One thing I love about my job as a cataloger at a major public research library is getting to see a lot of the materials our subject specialists order. Sure we get all the bestsellers and mass market coffee table books and stuff like that, but the unusual stuff can be amazing. Case in point, the two volume collected comic book work of Fletcher Hanks (1887-1076).
Hanks was a one-man band, doing all his own writing, drawing, and coloring, but only was active in comics from 1939-1941. His work is distinctive, with oddly muscled heroes, intensely furrowed brows and scowls on his villains, and a very surreal aesthetic. The lady in the image above is Fantoma, a sort of guardian of the jungle who assumes the skull-face when doling out punishments, which often involve the jungle’s animals and plants ripping apart offenders. His comics are rather brutal, as this was before the days of the comic censors. Good always wins, but his heroes can be extremely sadistic and don’t mind killing off the bad guys or punishing them in macabre, Dantesque manners, such as transforming them into monsters or leaving them stranded on dead planets.
The link I gave above is worth checking out, as there are several complete comics posted online.

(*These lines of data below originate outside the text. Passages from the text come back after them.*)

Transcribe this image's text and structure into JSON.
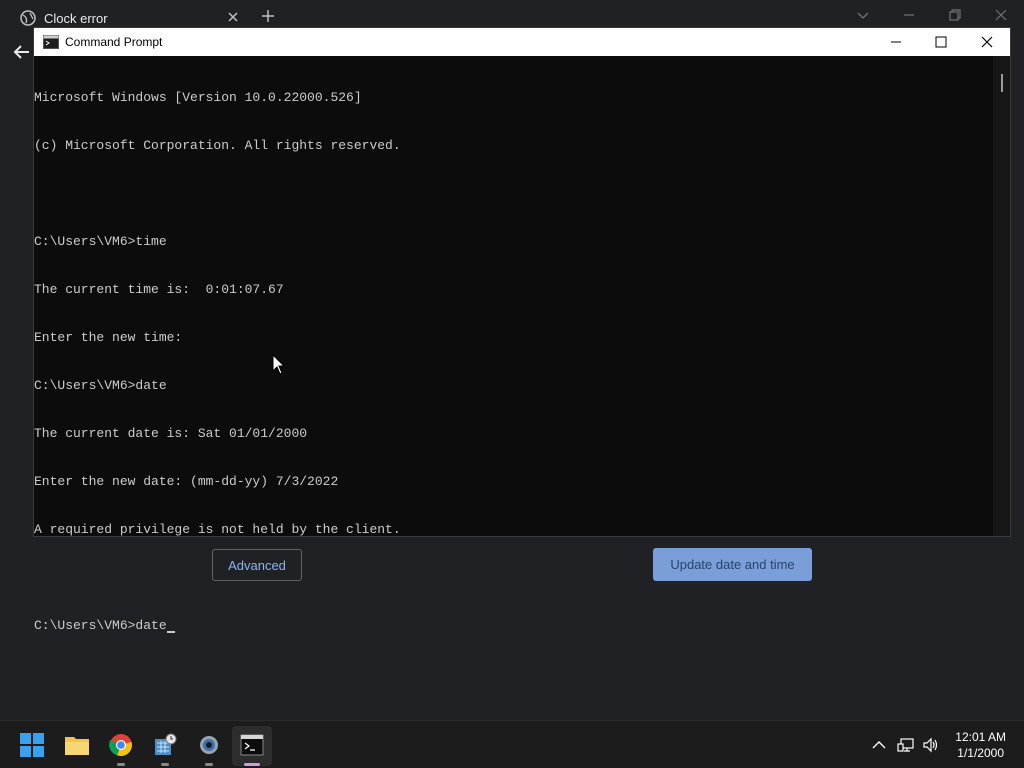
{
  "browser": {
    "tab_title": "Clock error",
    "advanced_label": "Advanced",
    "update_label": "Update date and time"
  },
  "cmd": {
    "title": "Command Prompt",
    "lines": [
      "Microsoft Windows [Version 10.0.22000.526]",
      "(c) Microsoft Corporation. All rights reserved.",
      "",
      "C:\\Users\\VM6>time",
      "The current time is:  0:01:07.67",
      "Enter the new time:",
      "C:\\Users\\VM6>date",
      "The current date is: Sat 01/01/2000",
      "Enter the new date: (mm-dd-yy) 7/3/2022",
      "A required privilege is not held by the client.",
      ""
    ],
    "prompt_line": "C:\\Users\\VM6>date"
  },
  "taskbar": {
    "time": "12:01 AM",
    "date": "1/1/2000",
    "apps": [
      "start-icon",
      "file-explorer-icon",
      "chrome-icon",
      "calculator-icon",
      "settings-icon",
      "terminal-icon"
    ]
  },
  "colors": {
    "accent": "#8ab4f8",
    "console_bg": "#0c0c0c",
    "console_text": "#cccccc"
  }
}
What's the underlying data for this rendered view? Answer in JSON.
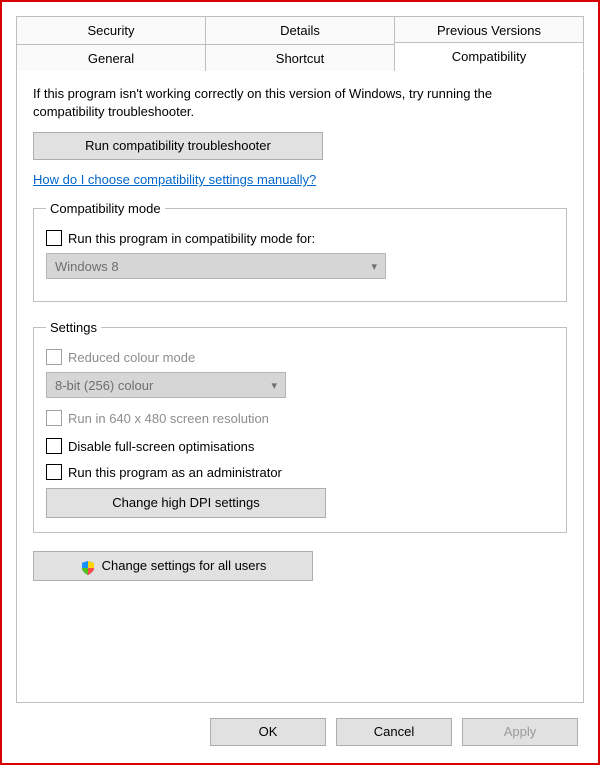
{
  "tabs": {
    "row1": [
      "Security",
      "Details",
      "Previous Versions"
    ],
    "row2": [
      "General",
      "Shortcut",
      "Compatibility"
    ],
    "active": "Compatibility"
  },
  "intro": "If this program isn't working correctly on this version of Windows, try running the compatibility troubleshooter.",
  "run_troubleshooter": "Run compatibility troubleshooter",
  "help_link": "How do I choose compatibility settings manually?",
  "compat_mode": {
    "legend": "Compatibility mode",
    "checkbox": "Run this program in compatibility mode for:",
    "dropdown": "Windows 8"
  },
  "settings": {
    "legend": "Settings",
    "reduced_colour": "Reduced colour mode",
    "colour_dropdown": "8-bit (256) colour",
    "low_res": "Run in 640 x 480 screen resolution",
    "disable_fullscreen": "Disable full-screen optimisations",
    "run_admin": "Run this program as an administrator",
    "high_dpi": "Change high DPI settings"
  },
  "change_all_users": "Change settings for all users",
  "buttons": {
    "ok": "OK",
    "cancel": "Cancel",
    "apply": "Apply"
  }
}
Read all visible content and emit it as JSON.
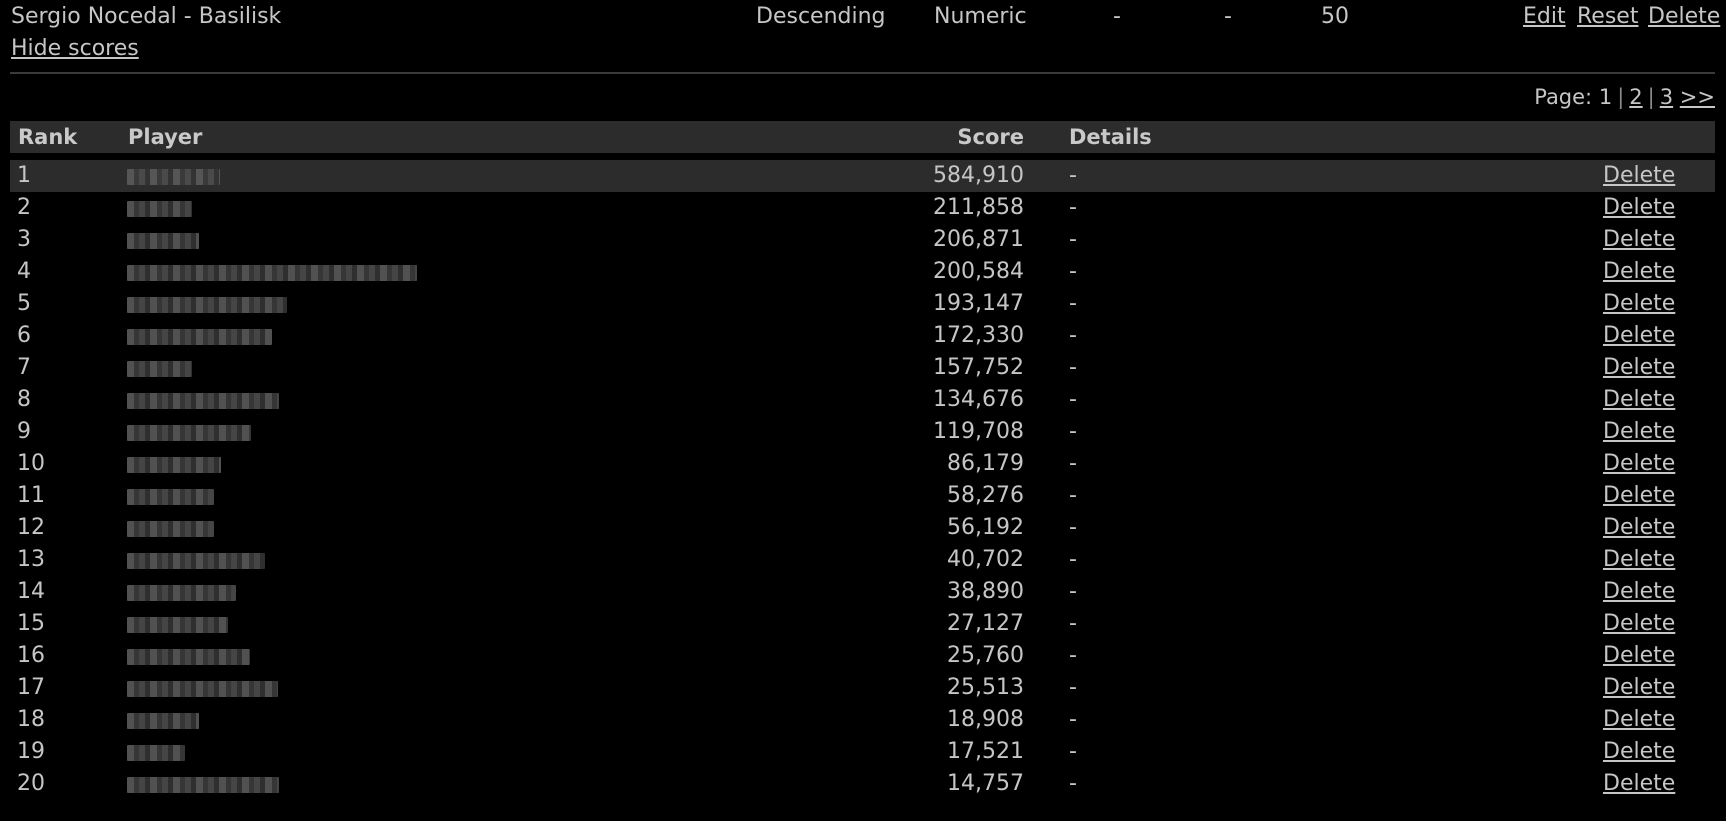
{
  "leaderboard": {
    "name": "Sergio Nocedal - Basilisk",
    "order": "Descending",
    "type": "Numeric",
    "col_a": "-",
    "col_b": "-",
    "limit": "50",
    "edit": "Edit",
    "reset": "Reset",
    "delete": "Delete"
  },
  "hide_scores": "Hide scores",
  "pager": {
    "label": "Page:",
    "current": "1",
    "sep": "|",
    "page2": "2",
    "page3": "3",
    "next": ">>"
  },
  "table": {
    "headers": {
      "rank": "Rank",
      "player": "Player",
      "score": "Score",
      "details": "Details"
    },
    "rows": [
      {
        "rank": "1",
        "score": "584,910",
        "details": "-",
        "action": "Delete",
        "player_blur_width": 93
      },
      {
        "rank": "2",
        "score": "211,858",
        "details": "-",
        "action": "Delete",
        "player_blur_width": 65
      },
      {
        "rank": "3",
        "score": "206,871",
        "details": "-",
        "action": "Delete",
        "player_blur_width": 72
      },
      {
        "rank": "4",
        "score": "200,584",
        "details": "-",
        "action": "Delete",
        "player_blur_width": 290
      },
      {
        "rank": "5",
        "score": "193,147",
        "details": "-",
        "action": "Delete",
        "player_blur_width": 160
      },
      {
        "rank": "6",
        "score": "172,330",
        "details": "-",
        "action": "Delete",
        "player_blur_width": 145
      },
      {
        "rank": "7",
        "score": "157,752",
        "details": "-",
        "action": "Delete",
        "player_blur_width": 65
      },
      {
        "rank": "8",
        "score": "134,676",
        "details": "-",
        "action": "Delete",
        "player_blur_width": 152
      },
      {
        "rank": "9",
        "score": "119,708",
        "details": "-",
        "action": "Delete",
        "player_blur_width": 124
      },
      {
        "rank": "10",
        "score": "86,179",
        "details": "-",
        "action": "Delete",
        "player_blur_width": 94
      },
      {
        "rank": "11",
        "score": "58,276",
        "details": "-",
        "action": "Delete",
        "player_blur_width": 87
      },
      {
        "rank": "12",
        "score": "56,192",
        "details": "-",
        "action": "Delete",
        "player_blur_width": 87
      },
      {
        "rank": "13",
        "score": "40,702",
        "details": "-",
        "action": "Delete",
        "player_blur_width": 138
      },
      {
        "rank": "14",
        "score": "38,890",
        "details": "-",
        "action": "Delete",
        "player_blur_width": 109
      },
      {
        "rank": "15",
        "score": "27,127",
        "details": "-",
        "action": "Delete",
        "player_blur_width": 101
      },
      {
        "rank": "16",
        "score": "25,760",
        "details": "-",
        "action": "Delete",
        "player_blur_width": 123
      },
      {
        "rank": "17",
        "score": "25,513",
        "details": "-",
        "action": "Delete",
        "player_blur_width": 151
      },
      {
        "rank": "18",
        "score": "18,908",
        "details": "-",
        "action": "Delete",
        "player_blur_width": 72
      },
      {
        "rank": "19",
        "score": "17,521",
        "details": "-",
        "action": "Delete",
        "player_blur_width": 58
      },
      {
        "rank": "20",
        "score": "14,757",
        "details": "-",
        "action": "Delete",
        "player_blur_width": 152
      }
    ]
  }
}
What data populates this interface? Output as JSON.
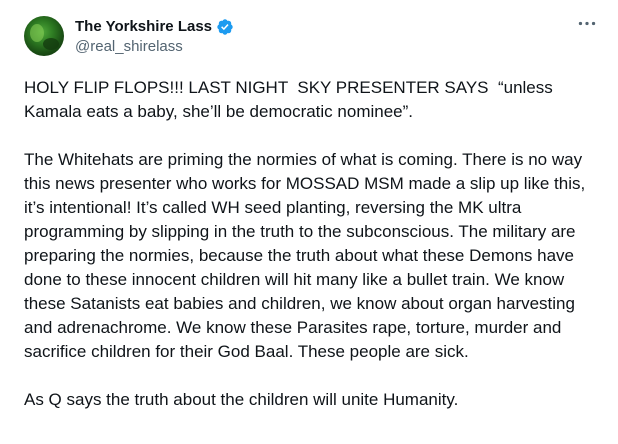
{
  "author": {
    "display_name": "The Yorkshire Lass",
    "handle": "@real_shirelass",
    "verified_badge_icon": "verified-badge-icon",
    "verified_color": "#1d9bf0",
    "avatar_icon": "avatar-image"
  },
  "menu": {
    "icon": "more-options-icon"
  },
  "tweet": {
    "paragraphs": [
      "HOLY FLIP FLOPS!!! LAST NIGHT  SKY PRESENTER SAYS  “unless Kamala eats a baby, she’ll be democratic nominee”.",
      "The Whitehats are priming the normies of what is coming. There is no way this news presenter who works for MOSSAD MSM made a slip up like this, it’s intentional! It’s called WH seed planting, reversing the MK ultra programming by slipping in the truth to the subconscious. The military are preparing the normies, because the truth about what these Demons have done to these innocent children will hit many like a bullet train. We know these Satanists eat babies and children, we know about organ harvesting and adrenachrome. We know these Parasites rape, torture, murder and sacrifice children for their God Baal. These people are sick.",
      "As Q says the truth about the children will unite Humanity."
    ]
  }
}
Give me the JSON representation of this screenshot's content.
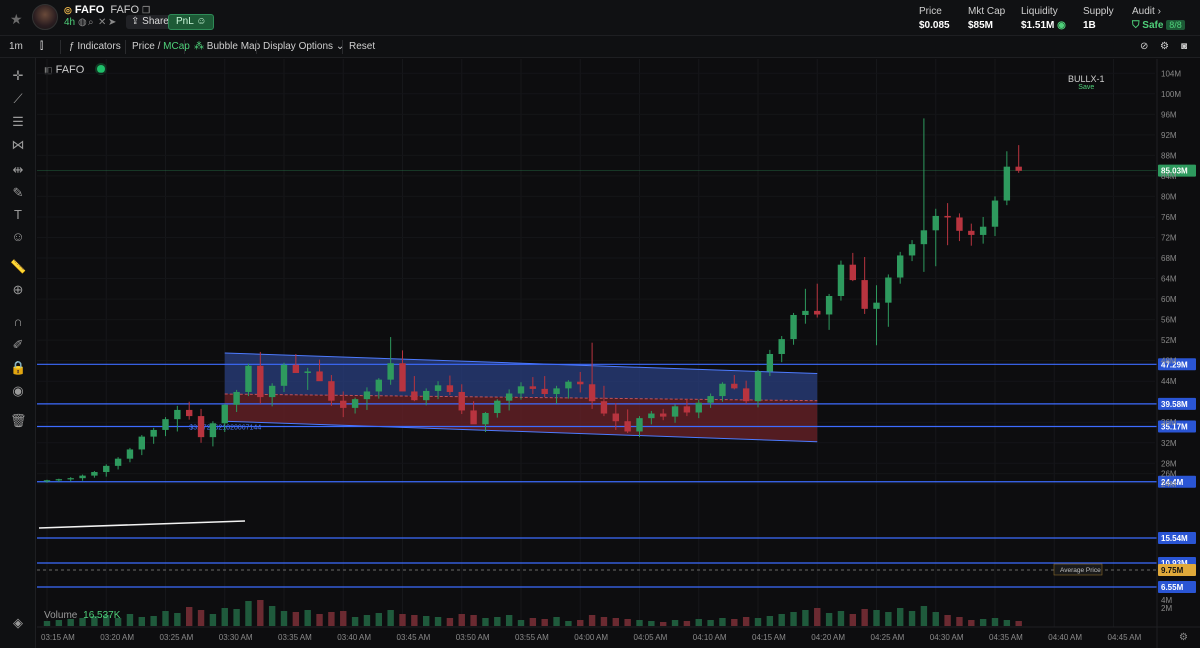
{
  "header": {
    "token_symbol": "FAFO",
    "token_name": "FAFO",
    "age": "4h",
    "share_label": "Share",
    "pnl_label": "PnL",
    "stats": [
      {
        "label": "Price",
        "value": "$0.085"
      },
      {
        "label": "Mkt Cap",
        "value": "$85M"
      },
      {
        "label": "Liquidity",
        "value": "$1.51M"
      },
      {
        "label": "Supply",
        "value": "1B"
      },
      {
        "label": "Audit",
        "value": "Safe",
        "extra": "8/8"
      }
    ]
  },
  "toolbar": {
    "interval": "1m",
    "indicators": "Indicators",
    "price": "Price",
    "slash": "/",
    "mcap": "MCap",
    "bubble_map": "Bubble Map",
    "display_options": "Display Options",
    "reset": "Reset",
    "layout_name": "BULLX-1",
    "layout_save": "Save"
  },
  "left_tools": [
    "crosshair-icon",
    "trendline-icon",
    "fib-icon",
    "pattern-icon",
    "forecast-icon",
    "brush-icon",
    "text-icon",
    "emoji-icon",
    "ruler-icon",
    "zoom-icon",
    "magnet-icon",
    "lock-draw-icon",
    "lock-icon",
    "eye-icon",
    "trash-icon",
    "layers-icon"
  ],
  "legend": {
    "symbol": "FAFO",
    "volume_label": "Volume",
    "volume_value": "16.537K"
  },
  "chart_data": {
    "type": "candlestick",
    "y_unit": "market cap (USD)",
    "ylim": [
      0,
      106
    ],
    "y_ticks": [
      "2M",
      "4M",
      "24M",
      "26M",
      "28M",
      "32M",
      "36M",
      "44M",
      "48M",
      "52M",
      "56M",
      "60M",
      "64M",
      "68M",
      "72M",
      "76M",
      "80M",
      "84M",
      "88M",
      "92M",
      "96M",
      "100M",
      "104M"
    ],
    "x_ticks": [
      "03:15 AM",
      "03:20 AM",
      "03:25 AM",
      "03:30 AM",
      "03:35 AM",
      "03:40 AM",
      "03:45 AM",
      "03:50 AM",
      "03:55 AM",
      "04:00 AM",
      "04:05 AM",
      "04:10 AM",
      "04:15 AM",
      "04:20 AM",
      "04:25 AM",
      "04:30 AM",
      "04:35 AM",
      "04:40 AM",
      "04:45 AM"
    ],
    "candles": [
      [
        24.5,
        24.8,
        24.2,
        24.7
      ],
      [
        24.7,
        25.0,
        24.4,
        24.9
      ],
      [
        24.9,
        25.3,
        24.5,
        25.1
      ],
      [
        25.1,
        25.8,
        24.6,
        25.6
      ],
      [
        25.6,
        26.5,
        25.2,
        26.3
      ],
      [
        26.3,
        27.8,
        25.4,
        27.5
      ],
      [
        27.5,
        29.2,
        26.8,
        28.9
      ],
      [
        28.9,
        31.0,
        28.2,
        30.7
      ],
      [
        30.7,
        33.5,
        29.6,
        33.2
      ],
      [
        33.2,
        34.9,
        31.8,
        34.5
      ],
      [
        34.5,
        37.0,
        33.3,
        36.6
      ],
      [
        36.6,
        39.2,
        34.2,
        38.4
      ],
      [
        38.4,
        40.0,
        36.5,
        37.2
      ],
      [
        37.2,
        38.6,
        32.0,
        33.1
      ],
      [
        33.1,
        36.2,
        31.3,
        35.8
      ],
      [
        35.8,
        39.6,
        34.1,
        39.4
      ],
      [
        39.4,
        42.3,
        38.0,
        41.9
      ],
      [
        41.9,
        47.4,
        41.1,
        47.0
      ],
      [
        47.0,
        49.7,
        39.6,
        40.9
      ],
      [
        40.9,
        43.6,
        39.1,
        43.1
      ],
      [
        43.1,
        47.6,
        41.9,
        47.2
      ],
      [
        47.2,
        49.3,
        45.8,
        45.6
      ],
      [
        45.6,
        46.6,
        42.3,
        45.9
      ],
      [
        45.9,
        48.2,
        44.1,
        44.0
      ],
      [
        44.0,
        45.2,
        39.2,
        40.2
      ],
      [
        40.2,
        42.0,
        37.0,
        38.8
      ],
      [
        38.8,
        40.8,
        37.7,
        40.5
      ],
      [
        40.5,
        42.8,
        38.4,
        42.0
      ],
      [
        42.0,
        44.6,
        40.6,
        44.3
      ],
      [
        44.3,
        52.6,
        43.3,
        47.5
      ],
      [
        47.5,
        50.0,
        42.6,
        42.0
      ],
      [
        42.0,
        45.0,
        40.1,
        40.3
      ],
      [
        40.3,
        42.6,
        39.3,
        42.1
      ],
      [
        42.1,
        44.0,
        40.5,
        43.2
      ],
      [
        43.2,
        45.1,
        41.3,
        41.9
      ],
      [
        41.9,
        43.4,
        37.6,
        38.3
      ],
      [
        38.3,
        40.1,
        35.7,
        35.6
      ],
      [
        35.6,
        38.0,
        34.1,
        37.8
      ],
      [
        37.8,
        40.5,
        36.9,
        40.2
      ],
      [
        40.2,
        42.4,
        38.3,
        41.6
      ],
      [
        41.6,
        43.8,
        40.4,
        43.0
      ],
      [
        43.0,
        44.8,
        41.5,
        42.5
      ],
      [
        42.5,
        45.0,
        40.9,
        41.5
      ],
      [
        41.5,
        43.1,
        39.6,
        42.6
      ],
      [
        42.6,
        44.2,
        40.6,
        43.9
      ],
      [
        43.9,
        45.8,
        41.8,
        43.4
      ],
      [
        43.4,
        51.5,
        38.6,
        40.1
      ],
      [
        40.1,
        43.1,
        37.2,
        37.7
      ],
      [
        37.7,
        39.7,
        34.5,
        36.2
      ],
      [
        36.2,
        38.5,
        33.9,
        34.2
      ],
      [
        34.2,
        37.2,
        33.1,
        36.8
      ],
      [
        36.8,
        38.2,
        35.6,
        37.7
      ],
      [
        37.7,
        38.6,
        36.4,
        37.1
      ],
      [
        37.1,
        39.5,
        35.9,
        39.1
      ],
      [
        39.1,
        40.5,
        37.2,
        37.9
      ],
      [
        37.9,
        40.4,
        36.8,
        39.8
      ],
      [
        39.8,
        41.6,
        38.8,
        41.1
      ],
      [
        41.1,
        43.8,
        40.0,
        43.5
      ],
      [
        43.5,
        45.2,
        42.4,
        42.6
      ],
      [
        42.6,
        44.1,
        39.6,
        40.1
      ],
      [
        40.1,
        46.2,
        38.9,
        45.9
      ],
      [
        45.9,
        50.1,
        45.0,
        49.3
      ],
      [
        49.3,
        52.8,
        47.7,
        52.2
      ],
      [
        52.2,
        57.3,
        51.1,
        56.9
      ],
      [
        56.9,
        62.0,
        55.2,
        57.7
      ],
      [
        57.7,
        63.0,
        56.4,
        57.0
      ],
      [
        57.0,
        61.0,
        54.0,
        60.6
      ],
      [
        60.6,
        67.5,
        59.7,
        66.7
      ],
      [
        66.7,
        69.0,
        63.5,
        63.7
      ],
      [
        63.7,
        68.2,
        57.1,
        58.1
      ],
      [
        58.1,
        62.7,
        51.0,
        59.3
      ],
      [
        59.3,
        64.8,
        54.6,
        64.2
      ],
      [
        64.2,
        69.2,
        63.0,
        68.5
      ],
      [
        68.5,
        71.5,
        67.4,
        70.7
      ],
      [
        70.7,
        95.2,
        65.3,
        73.4
      ],
      [
        73.4,
        77.6,
        66.4,
        76.2
      ],
      [
        76.2,
        78.7,
        70.5,
        75.9
      ],
      [
        75.9,
        76.7,
        71.3,
        73.3
      ],
      [
        73.3,
        74.7,
        70.4,
        72.5
      ],
      [
        72.5,
        76.0,
        70.8,
        74.1
      ],
      [
        74.1,
        80.0,
        72.3,
        79.2
      ],
      [
        79.2,
        88.8,
        78.3,
        85.8
      ],
      [
        85.8,
        90.0,
        84.6,
        85.0
      ]
    ],
    "volumes": [
      0.5,
      0.6,
      0.7,
      0.8,
      1.0,
      1.1,
      0.8,
      1.2,
      0.9,
      1.0,
      1.5,
      1.3,
      1.9,
      1.6,
      1.2,
      1.8,
      1.7,
      2.5,
      2.6,
      2.0,
      1.5,
      1.4,
      1.6,
      1.2,
      1.4,
      1.5,
      0.9,
      1.1,
      1.3,
      1.6,
      1.2,
      1.1,
      1.0,
      0.9,
      0.8,
      1.2,
      1.1,
      0.8,
      0.9,
      1.1,
      0.6,
      0.8,
      0.7,
      0.9,
      0.5,
      0.6,
      1.1,
      0.9,
      0.8,
      0.7,
      0.6,
      0.5,
      0.4,
      0.6,
      0.5,
      0.7,
      0.6,
      0.8,
      0.7,
      0.9,
      0.8,
      1.0,
      1.2,
      1.4,
      1.6,
      1.8,
      1.3,
      1.5,
      1.2,
      1.7,
      1.6,
      1.4,
      1.8,
      1.5,
      2.0,
      1.4,
      1.1,
      0.9,
      0.6,
      0.7,
      0.8,
      0.6,
      0.5
    ],
    "horizontal_levels": [
      {
        "label": "47.29M",
        "value": 47.29,
        "color": "#3d6bff"
      },
      {
        "label": "39.58M",
        "value": 39.58,
        "color": "#3d6bff"
      },
      {
        "label": "35.17M",
        "value": 35.17,
        "color": "#3d6bff"
      },
      {
        "label": "24.4M",
        "value": 24.4,
        "color": "#3d6bff"
      },
      {
        "label": "15.54M",
        "value": 15.54,
        "color": "#3d6bff"
      },
      {
        "label": "10.93M",
        "value": 10.93,
        "color": "#3d6bff"
      },
      {
        "label": "6.55M",
        "value": 6.55,
        "color": "#3d6bff"
      }
    ],
    "current_price": {
      "label": "85.03M",
      "value": 85.03
    },
    "average_price": {
      "label": "9.75M",
      "value": 9.75,
      "tag": "Average Price"
    },
    "drawing_text": "$3.1725621020067144",
    "colors": {
      "up": "#2e9a5e",
      "down": "#b8343f",
      "zone_top": "#2a3f80",
      "zone_bottom": "#6b2228"
    }
  }
}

I think that even beyond the fascinating weirdness of the comics, it is really cool that you can get his whole corpus in just two volumes, making life really easy for the “completist.”
Hanks’ other characters include Stardust the wizard, Big Red McLane (a lumberjack/vigilante), and a few others.